Another Take on McCain's MySpace/MTV Appearance
BY Michael Connery | Monday, December 3 2007
You got Josh's view from inside the belly of the beast. Now here's what it looked like for those following along online.
The first Republican candidate has finally had their turn in the Myspace/MTV dialogues. Tonight Senator John McCain took questions from a live audience in Manchester, NH, supplemented by feedback from the Flektor Polling widget and IM comments from those watching via MTV, MTV.com, and MySpace, in both English and Spanish.
There were really two question on the table tonight - how would MTV an MySpace improve what has to date been the most participatory candidate forums in the campaign; and how would the feedback process developed by MTV and MySpace work when put up against a candidate who's position on a number of issues widely diverged from that of the audience?
On the part of MTV, there were a number of improvements. For the first time the event was simulcast on TV and the web, instead of rebroadcast later in the evening. This timing was also significant in that this was the first debate originally taped/streamed/aired when young professionals, students - everyone who would find this debate interesting and might want to participate online - could be at home to watch. Questions from the online audience were posted on-screen, making them easier to follow, and the moderator Cilizza seemed slightly more aggressive in his follow-ups (this could have been due to the more adversarial relationship McCain had to the audience than previous participants). Finally, in a nod to the growing Hispanic population - which is also a very young population - the event was simulcast in Spanish.
As for the feedback loop, it was definitely in effect, though not quite in the way that I expected. All in all, McCain did quite well. Throughout the evening, the Senator fielded a much wider range of questions than what the Republicans fielded at the recent YouTube/CNN Debate, something the Senator himself astutely noted. On questions about climate change and Darfur, he polled quite well, and by being frank with the audience about issues on which they disagreed (Iraq and troop withdrawals, the only question where more than 50% of the respondents disagreed with his answers), McCain managed to at least keep - if not enhance - his credibility during moments with high-gaffe/negative impact potential.
McCain seems to have skillfully walked a tightrope on the issue of Iraq. If he had become too defensive, or less artfully set up his disagreements with the audience, there might have been a backlash both in the polling and in the tone of followup questions. That didn't happen. Instead, McCain actually gained ground among the viewing audience during the debate, demonstrating a positive, rather than negative feedback loop with the audience.
While I expected a functioning feedback loop between a Republican candidate, and a young audience to create a great deal of pushback and an adversarial relationship with the candidate, in fact the opposite seems to have happened. At the beginning of the debate, the online audience was polled as to their opinion of Sen. McCain on "the issues." At the top of the hour, 60% of respondents either agreed with the Senator or thought they might. By the end of the evening, that number had risen to 72%. That's not bad for an hour's work, and ample evidence that Republicans can gain ground with young voters if they attempt to reach out and speak to them substantively and honestly on the issues - even if that means agreeing to disagree.
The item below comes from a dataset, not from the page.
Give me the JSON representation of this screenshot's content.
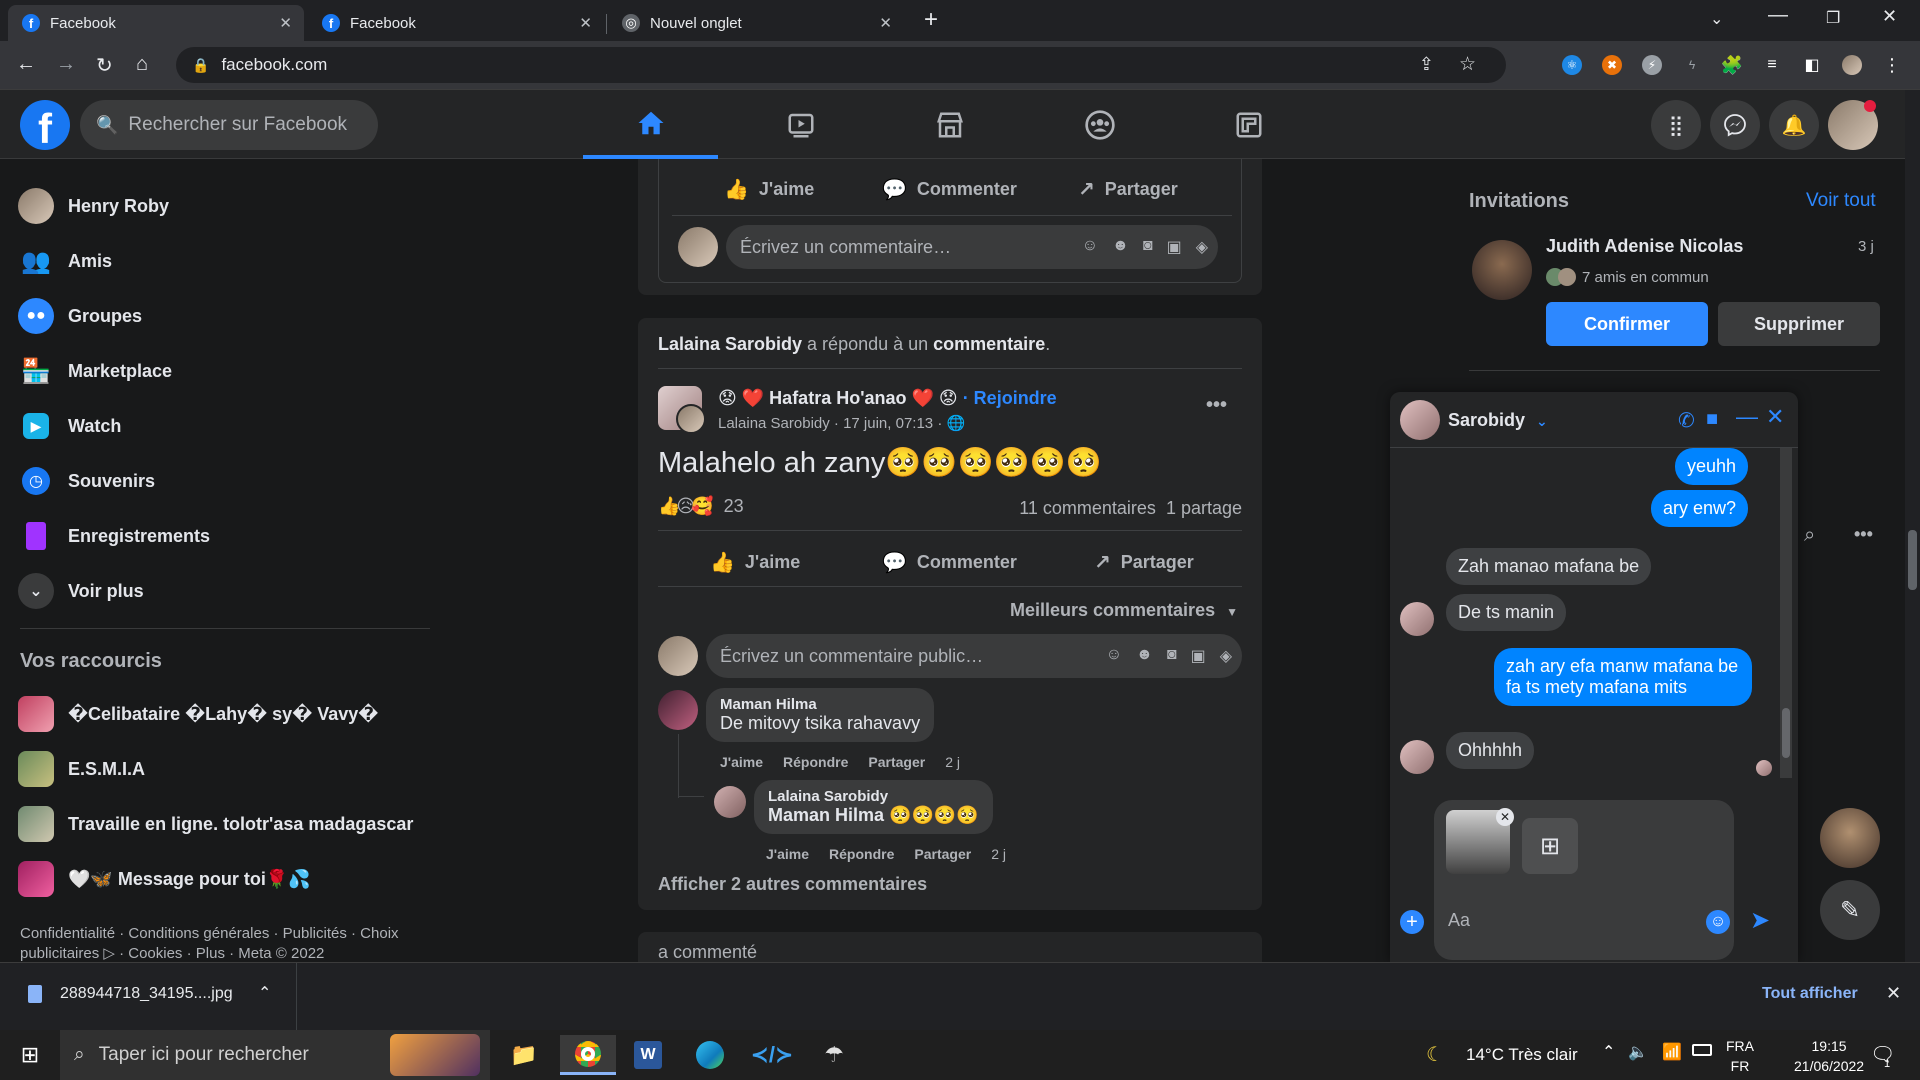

An interesting side-note to the evening was a video question submitted by What's Your Plan, a program of The New Voters Project, that seeks to ask all the candidates detailed questions about their policy proposals. When MySpace/MTV announced that they would air one video question from the viewing audience based on an open voting process, the group used a FaceBook group to organize support for their video about climate change.
There are still a few quibbles with the format. There could still be more follow-up questions on each issue, and they don't yet seem to have figured out how to handle cross-issue contradictions (for instance, McCain said multiple times that he would "fully fund" things, but also talked about cutting wasteful spending without talking about how those two positions might be contradictory in a Republican administration). Additionally, Cillizza, the online moderator, didn't inject himself enough into the debate when the candidate dodged, or when the background knowledge of the students was insufficient to really press a follow-up.
All in all though, MTV and MySpace keep upping the ante with these candidate forums, and in terms of creating a more transparent, participatory interaction between the candidates and a mass audience, they continue to blow CNN and YouTube out of the water. With one month to go before the Iowa Caucus, it seems unlikely that we'll get more than one more of these dialogues - if that - before the media crowns victors in both parties' nominating contests. As we enter the general election, these formats should become the gold standard for all future debates and televised forums.
Cross posted at Future Majority.